Task to complete
Find the string "EXPORT" in the records. Copy every line it appears in.

Entries taken from a collection
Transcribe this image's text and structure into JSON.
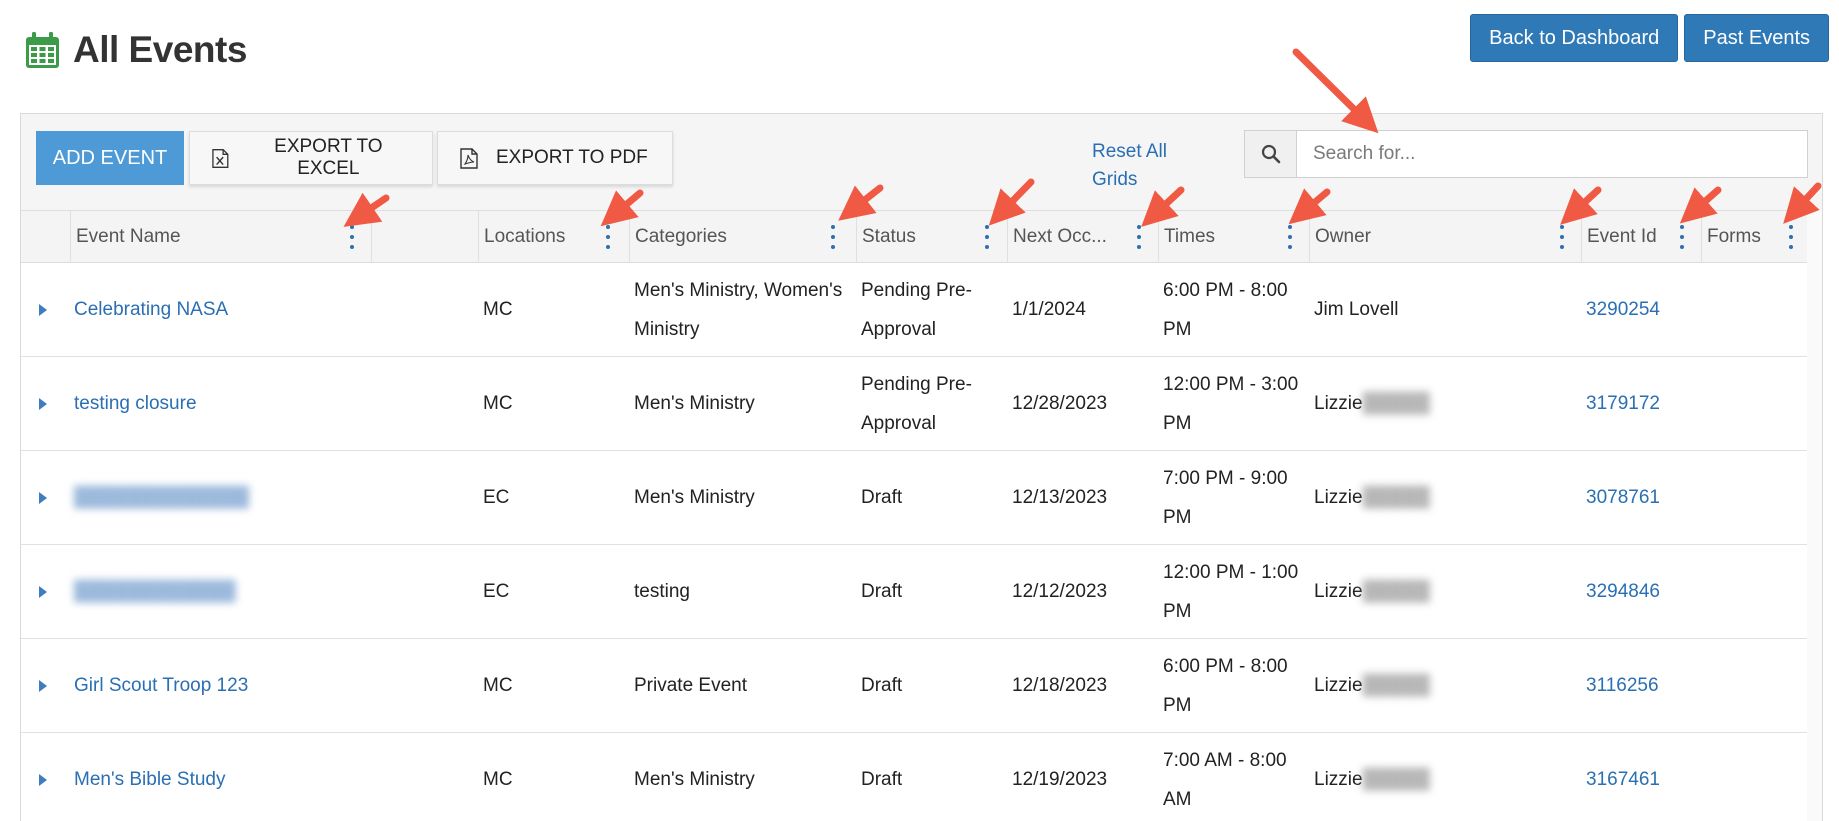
{
  "header": {
    "title": "All Events",
    "buttons": [
      {
        "label": "Back to Dashboard"
      },
      {
        "label": "Past Events"
      }
    ]
  },
  "toolbar": {
    "add_event": "ADD EVENT",
    "export_excel": "EXPORT TO EXCEL",
    "export_pdf": "EXPORT TO PDF",
    "reset_grids": "Reset All Grids",
    "search_placeholder": "Search for..."
  },
  "columns": [
    {
      "key": "name",
      "label": "Event Name"
    },
    {
      "key": "locations",
      "label": "Locations"
    },
    {
      "key": "categories",
      "label": "Categories"
    },
    {
      "key": "status",
      "label": "Status"
    },
    {
      "key": "next",
      "label": "Next Occ..."
    },
    {
      "key": "times",
      "label": "Times"
    },
    {
      "key": "owner",
      "label": "Owner"
    },
    {
      "key": "id",
      "label": "Event Id"
    },
    {
      "key": "forms",
      "label": "Forms"
    }
  ],
  "rows": [
    {
      "name": "Celebrating NASA",
      "locations": "MC",
      "categories": "Men's Ministry, Women's Ministry",
      "status": "Pending Pre-Approval",
      "next": "1/1/2024",
      "times": "6:00 PM - 8:00 PM",
      "owner": "Jim Lovell",
      "id": "3290254",
      "forms": ""
    },
    {
      "name": "testing closure",
      "locations": "MC",
      "categories": "Men's Ministry",
      "status": "Pending Pre-Approval",
      "next": "12/28/2023",
      "times": "12:00 PM - 3:00 PM",
      "owner": "Lizzie",
      "id": "3179172",
      "forms": ""
    },
    {
      "name": "",
      "locations": "EC",
      "categories": "Men's Ministry",
      "status": "Draft",
      "next": "12/13/2023",
      "times": "7:00 PM - 9:00 PM",
      "owner": "Lizzie",
      "id": "3078761",
      "forms": ""
    },
    {
      "name": "",
      "locations": "EC",
      "categories": "testing",
      "status": "Draft",
      "next": "12/12/2023",
      "times": "12:00 PM - 1:00 PM",
      "owner": "Lizzie",
      "id": "3294846",
      "forms": ""
    },
    {
      "name": "Girl Scout Troop 123",
      "locations": "MC",
      "categories": "Private Event",
      "status": "Draft",
      "next": "12/18/2023",
      "times": "6:00 PM - 8:00 PM",
      "owner": "Lizzie",
      "id": "3116256",
      "forms": ""
    },
    {
      "name": "Men's Bible Study",
      "locations": "MC",
      "categories": "Men's Ministry",
      "status": "Draft",
      "next": "12/19/2023",
      "times": "7:00 AM - 8:00 AM",
      "owner": "Lizzie",
      "id": "3167461",
      "forms": ""
    }
  ],
  "colors": {
    "primary": "#2f79b7",
    "add_button": "#4d9ad6",
    "link": "#2a6fb3",
    "icon_green": "#3c9b48",
    "annotation_arrow": "#f05a44"
  }
}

Response
    "export_excel": "EXPORT TO EXCEL",
    "export_pdf": "EXPORT TO PDF",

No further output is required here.